This particular relative was overly enthusiastic to the point of being smug. In the interest of the holiday, however, I bit my tongue and only said "You really do not know how wrong that statement is, do you?"

iOS is very good at one thing: making their technology accessible to the people that really do not understand technology or, those who have better things to do than try and learn some new device.

In other words, iOS is designed to be easy to understand, easy to use, and easy to get. The fact that you think it is the "ultimate of everything" only illuminates your total ignorance of anything technological. I am glad iOS works well with your skillset. I know how to use a hammer and a screwdriver really well but I would be woe to do much with them if they were the only tools I knew.

Now, I like what iOS has done with their system with regard to their target audience but I am not their target audience. I recognize that Apple has done a good job of making a limited OS very easy to use.

I also recognize that Windows has a good idea but that idea is poorly implemented. They have taken a common interface and installed it across devices - good. The problem is, that they have now turned their desktop OS into a toy. It is no longer focused on productivity, but on making it look the same as your phone and tablet. Not to mention that this very interface is more about social media than doing business. Fine for the individual - not for business user.

I use Android devices because of their flexibility and openness but these devices have their limitations too. 

In fact, regardless of the mobile OS (Apple, Windows. or Android) they are all compromises. They were designed to run on cheaper, less powerful hardware so many of the capabilities have been stripped out of the OS. 

Apple is probably the worst offender - as many a Samsung commercial has pointed out. They control the hardware and what they offer the consumer is technologically less advanced than nearly all other devices on the market at the time it is released. It seems to be just the bare minimum of what people expect a newer model to be with little or no real innovations at all.

I also know that many people think that a Windows phone runs the same OS as a Windows PC. It does not. The interface looks the same, but essentially what runs on your phone and tablet is Windows 8 mobile edition.

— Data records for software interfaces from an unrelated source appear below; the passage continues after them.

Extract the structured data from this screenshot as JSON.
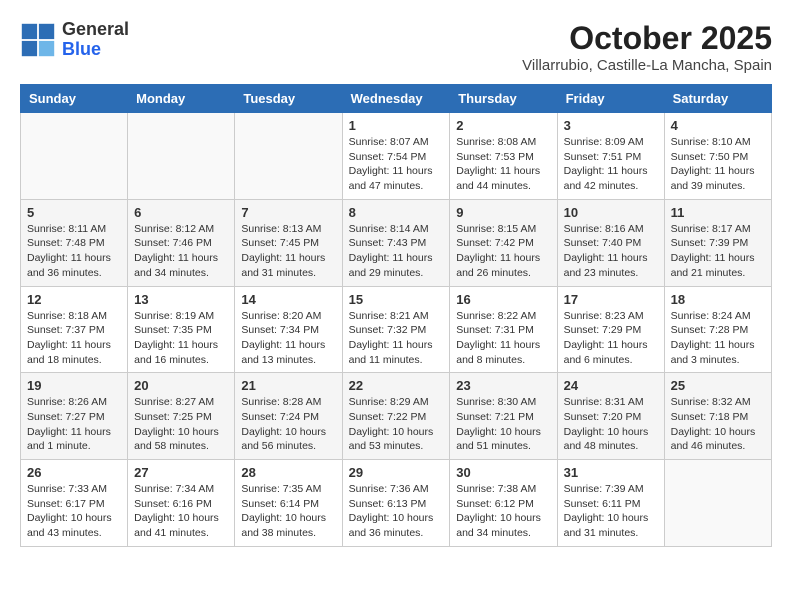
{
  "header": {
    "logo_general": "General",
    "logo_blue": "Blue",
    "month_year": "October 2025",
    "location": "Villarrubio, Castille-La Mancha, Spain"
  },
  "weekdays": [
    "Sunday",
    "Monday",
    "Tuesday",
    "Wednesday",
    "Thursday",
    "Friday",
    "Saturday"
  ],
  "weeks": [
    [
      {
        "day": "",
        "info": ""
      },
      {
        "day": "",
        "info": ""
      },
      {
        "day": "",
        "info": ""
      },
      {
        "day": "1",
        "info": "Sunrise: 8:07 AM\nSunset: 7:54 PM\nDaylight: 11 hours and 47 minutes."
      },
      {
        "day": "2",
        "info": "Sunrise: 8:08 AM\nSunset: 7:53 PM\nDaylight: 11 hours and 44 minutes."
      },
      {
        "day": "3",
        "info": "Sunrise: 8:09 AM\nSunset: 7:51 PM\nDaylight: 11 hours and 42 minutes."
      },
      {
        "day": "4",
        "info": "Sunrise: 8:10 AM\nSunset: 7:50 PM\nDaylight: 11 hours and 39 minutes."
      }
    ],
    [
      {
        "day": "5",
        "info": "Sunrise: 8:11 AM\nSunset: 7:48 PM\nDaylight: 11 hours and 36 minutes."
      },
      {
        "day": "6",
        "info": "Sunrise: 8:12 AM\nSunset: 7:46 PM\nDaylight: 11 hours and 34 minutes."
      },
      {
        "day": "7",
        "info": "Sunrise: 8:13 AM\nSunset: 7:45 PM\nDaylight: 11 hours and 31 minutes."
      },
      {
        "day": "8",
        "info": "Sunrise: 8:14 AM\nSunset: 7:43 PM\nDaylight: 11 hours and 29 minutes."
      },
      {
        "day": "9",
        "info": "Sunrise: 8:15 AM\nSunset: 7:42 PM\nDaylight: 11 hours and 26 minutes."
      },
      {
        "day": "10",
        "info": "Sunrise: 8:16 AM\nSunset: 7:40 PM\nDaylight: 11 hours and 23 minutes."
      },
      {
        "day": "11",
        "info": "Sunrise: 8:17 AM\nSunset: 7:39 PM\nDaylight: 11 hours and 21 minutes."
      }
    ],
    [
      {
        "day": "12",
        "info": "Sunrise: 8:18 AM\nSunset: 7:37 PM\nDaylight: 11 hours and 18 minutes."
      },
      {
        "day": "13",
        "info": "Sunrise: 8:19 AM\nSunset: 7:35 PM\nDaylight: 11 hours and 16 minutes."
      },
      {
        "day": "14",
        "info": "Sunrise: 8:20 AM\nSunset: 7:34 PM\nDaylight: 11 hours and 13 minutes."
      },
      {
        "day": "15",
        "info": "Sunrise: 8:21 AM\nSunset: 7:32 PM\nDaylight: 11 hours and 11 minutes."
      },
      {
        "day": "16",
        "info": "Sunrise: 8:22 AM\nSunset: 7:31 PM\nDaylight: 11 hours and 8 minutes."
      },
      {
        "day": "17",
        "info": "Sunrise: 8:23 AM\nSunset: 7:29 PM\nDaylight: 11 hours and 6 minutes."
      },
      {
        "day": "18",
        "info": "Sunrise: 8:24 AM\nSunset: 7:28 PM\nDaylight: 11 hours and 3 minutes."
      }
    ],
    [
      {
        "day": "19",
        "info": "Sunrise: 8:26 AM\nSunset: 7:27 PM\nDaylight: 11 hours and 1 minute."
      },
      {
        "day": "20",
        "info": "Sunrise: 8:27 AM\nSunset: 7:25 PM\nDaylight: 10 hours and 58 minutes."
      },
      {
        "day": "21",
        "info": "Sunrise: 8:28 AM\nSunset: 7:24 PM\nDaylight: 10 hours and 56 minutes."
      },
      {
        "day": "22",
        "info": "Sunrise: 8:29 AM\nSunset: 7:22 PM\nDaylight: 10 hours and 53 minutes."
      },
      {
        "day": "23",
        "info": "Sunrise: 8:30 AM\nSunset: 7:21 PM\nDaylight: 10 hours and 51 minutes."
      },
      {
        "day": "24",
        "info": "Sunrise: 8:31 AM\nSunset: 7:20 PM\nDaylight: 10 hours and 48 minutes."
      },
      {
        "day": "25",
        "info": "Sunrise: 8:32 AM\nSunset: 7:18 PM\nDaylight: 10 hours and 46 minutes."
      }
    ],
    [
      {
        "day": "26",
        "info": "Sunrise: 7:33 AM\nSunset: 6:17 PM\nDaylight: 10 hours and 43 minutes."
      },
      {
        "day": "27",
        "info": "Sunrise: 7:34 AM\nSunset: 6:16 PM\nDaylight: 10 hours and 41 minutes."
      },
      {
        "day": "28",
        "info": "Sunrise: 7:35 AM\nSunset: 6:14 PM\nDaylight: 10 hours and 38 minutes."
      },
      {
        "day": "29",
        "info": "Sunrise: 7:36 AM\nSunset: 6:13 PM\nDaylight: 10 hours and 36 minutes."
      },
      {
        "day": "30",
        "info": "Sunrise: 7:38 AM\nSunset: 6:12 PM\nDaylight: 10 hours and 34 minutes."
      },
      {
        "day": "31",
        "info": "Sunrise: 7:39 AM\nSunset: 6:11 PM\nDaylight: 10 hours and 31 minutes."
      },
      {
        "day": "",
        "info": ""
      }
    ]
  ]
}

Now, having said all of this, the bottom line is that you have to decide what works best for you. Everything is a compromise and regardless of what you choose, know that it is not going to be "the ultimate of everything" but it will be the device and OS that best fits your needs.